▶ **ACTIVITY**:
Output the listing below, keeping each line exactly as it stands.

▶ **INPUT DATA**:

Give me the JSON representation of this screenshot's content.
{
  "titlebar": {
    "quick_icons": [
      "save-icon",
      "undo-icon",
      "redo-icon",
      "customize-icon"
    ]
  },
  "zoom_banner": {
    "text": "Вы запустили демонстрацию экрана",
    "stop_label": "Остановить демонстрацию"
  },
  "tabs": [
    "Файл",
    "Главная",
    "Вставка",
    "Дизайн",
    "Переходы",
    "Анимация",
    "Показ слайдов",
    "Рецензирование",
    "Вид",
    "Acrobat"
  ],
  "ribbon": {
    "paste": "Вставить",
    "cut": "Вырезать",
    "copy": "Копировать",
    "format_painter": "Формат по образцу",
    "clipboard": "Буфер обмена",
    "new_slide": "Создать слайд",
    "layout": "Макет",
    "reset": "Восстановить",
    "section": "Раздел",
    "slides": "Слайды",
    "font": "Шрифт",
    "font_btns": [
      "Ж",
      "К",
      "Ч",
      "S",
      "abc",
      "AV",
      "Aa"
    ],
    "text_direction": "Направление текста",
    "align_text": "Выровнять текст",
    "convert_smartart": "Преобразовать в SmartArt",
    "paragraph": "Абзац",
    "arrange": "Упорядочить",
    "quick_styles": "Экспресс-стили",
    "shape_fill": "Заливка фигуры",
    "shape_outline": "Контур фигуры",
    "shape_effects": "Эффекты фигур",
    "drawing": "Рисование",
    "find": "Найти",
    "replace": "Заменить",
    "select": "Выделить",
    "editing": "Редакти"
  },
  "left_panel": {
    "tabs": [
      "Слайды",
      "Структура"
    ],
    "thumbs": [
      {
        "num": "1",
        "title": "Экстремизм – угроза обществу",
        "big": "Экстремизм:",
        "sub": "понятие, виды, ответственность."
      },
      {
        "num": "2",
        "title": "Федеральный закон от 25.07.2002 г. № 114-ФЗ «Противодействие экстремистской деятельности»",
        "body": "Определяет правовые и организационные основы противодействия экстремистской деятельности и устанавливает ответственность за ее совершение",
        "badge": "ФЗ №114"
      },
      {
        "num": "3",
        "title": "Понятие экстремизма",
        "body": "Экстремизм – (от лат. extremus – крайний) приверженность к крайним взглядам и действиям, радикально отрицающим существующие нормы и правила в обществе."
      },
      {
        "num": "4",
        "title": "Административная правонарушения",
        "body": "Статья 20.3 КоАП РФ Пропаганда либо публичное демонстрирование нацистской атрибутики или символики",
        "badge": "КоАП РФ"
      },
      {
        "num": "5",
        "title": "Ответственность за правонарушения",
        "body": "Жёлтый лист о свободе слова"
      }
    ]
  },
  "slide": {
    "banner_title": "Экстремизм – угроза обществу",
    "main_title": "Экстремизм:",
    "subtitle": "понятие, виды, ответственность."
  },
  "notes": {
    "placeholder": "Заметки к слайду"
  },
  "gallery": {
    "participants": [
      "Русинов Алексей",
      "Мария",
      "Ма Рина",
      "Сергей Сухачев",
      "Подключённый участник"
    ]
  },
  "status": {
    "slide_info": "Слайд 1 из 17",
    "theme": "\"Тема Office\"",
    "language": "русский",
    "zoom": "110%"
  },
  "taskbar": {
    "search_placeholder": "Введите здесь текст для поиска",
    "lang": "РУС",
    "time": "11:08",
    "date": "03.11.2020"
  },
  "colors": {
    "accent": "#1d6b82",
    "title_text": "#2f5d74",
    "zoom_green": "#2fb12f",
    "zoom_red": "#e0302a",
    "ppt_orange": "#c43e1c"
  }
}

▶ **ANSWER BELOW**:
Give me the JSON representation of this screenshot's content.
{
  "titlebar": {
    "quick_icons": [
      "save-icon",
      "undo-icon",
      "redo-icon",
      "customize-icon"
    ]
  },
  "zoom_banner": {
    "text": "Вы запустили демонстрацию экрана",
    "stop_label": "Остановить демонстрацию"
  },
  "tabs": [
    "Файл",
    "Главная",
    "Вставка",
    "Дизайн",
    "Переходы",
    "Анимация",
    "Показ слайдов",
    "Рецензирование",
    "Вид",
    "Acrobat"
  ],
  "ribbon": {
    "paste": "Вставить",
    "cut": "Вырезать",
    "copy": "Копировать",
    "format_painter": "Формат по образцу",
    "clipboard": "Буфер обмена",
    "new_slide": "Создать слайд",
    "layout": "Макет",
    "reset": "Восстановить",
    "section": "Раздел",
    "slides": "Слайды",
    "font": "Шрифт",
    "font_btns": [
      "Ж",
      "К",
      "Ч",
      "S",
      "abc",
      "AV",
      "Aa"
    ],
    "text_direction": "Направление текста",
    "align_text": "Выровнять текст",
    "convert_smartart": "Преобразовать в SmartArt",
    "paragraph": "Абзац",
    "arrange": "Упорядочить",
    "quick_styles": "Экспресс-стили",
    "shape_fill": "Заливка фигуры",
    "shape_outline": "Контур фигуры",
    "shape_effects": "Эффекты фигур",
    "drawing": "Рисование",
    "find": "Найти",
    "replace": "Заменить",
    "select": "Выделить",
    "editing": "Редакти"
  },
  "left_panel": {
    "tabs": [
      "Слайды",
      "Структура"
    ],
    "thumbs": [
      {
        "num": "1",
        "title": "Экстремизм – угроза обществу",
        "big": "Экстремизм:",
        "sub": "понятие, виды, ответственность."
      },
      {
        "num": "2",
        "title": "Федеральный закон от 25.07.2002 г. № 114-ФЗ «Противодействие экстремистской деятельности»",
        "body": "Определяет правовые и организационные основы противодействия экстремистской деятельности и устанавливает ответственность за ее совершение",
        "badge": "ФЗ №114"
      },
      {
        "num": "3",
        "title": "Понятие экстремизма",
        "body": "Экстремизм – (от лат. extremus – крайний) приверженность к крайним взглядам и действиям, радикально отрицающим существующие нормы и правила в обществе."
      },
      {
        "num": "4",
        "title": "Административная правонарушения",
        "body": "Статья 20.3 КоАП РФ Пропаганда либо публичное демонстрирование нацистской атрибутики или символики",
        "badge": "КоАП РФ"
      },
      {
        "num": "5",
        "title": "Ответственность за правонарушения",
        "body": "Жёлтый лист о свободе слова"
      }
    ]
  },
  "slide": {
    "banner_title": "Экстремизм – угроза обществу",
    "main_title": "Экстремизм:",
    "subtitle": "понятие, виды, ответственность."
  },
  "notes": {
    "placeholder": "Заметки к слайду"
  },
  "gallery": {
    "participants": [
      "Русинов Алексей",
      "Мария",
      "Ма Рина",
      "Сергей Сухачев",
      "Подключённый участник"
    ]
  },
  "status": {
    "slide_info": "Слайд 1 из 17",
    "theme": "\"Тема Office\"",
    "language": "русский",
    "zoom": "110%"
  },
  "taskbar": {
    "search_placeholder": "Введите здесь текст для поиска",
    "lang": "РУС",
    "time": "11:08",
    "date": "03.11.2020"
  },
  "colors": {
    "accent": "#1d6b82",
    "title_text": "#2f5d74",
    "zoom_green": "#2fb12f",
    "zoom_red": "#e0302a",
    "ppt_orange": "#c43e1c"
  }
}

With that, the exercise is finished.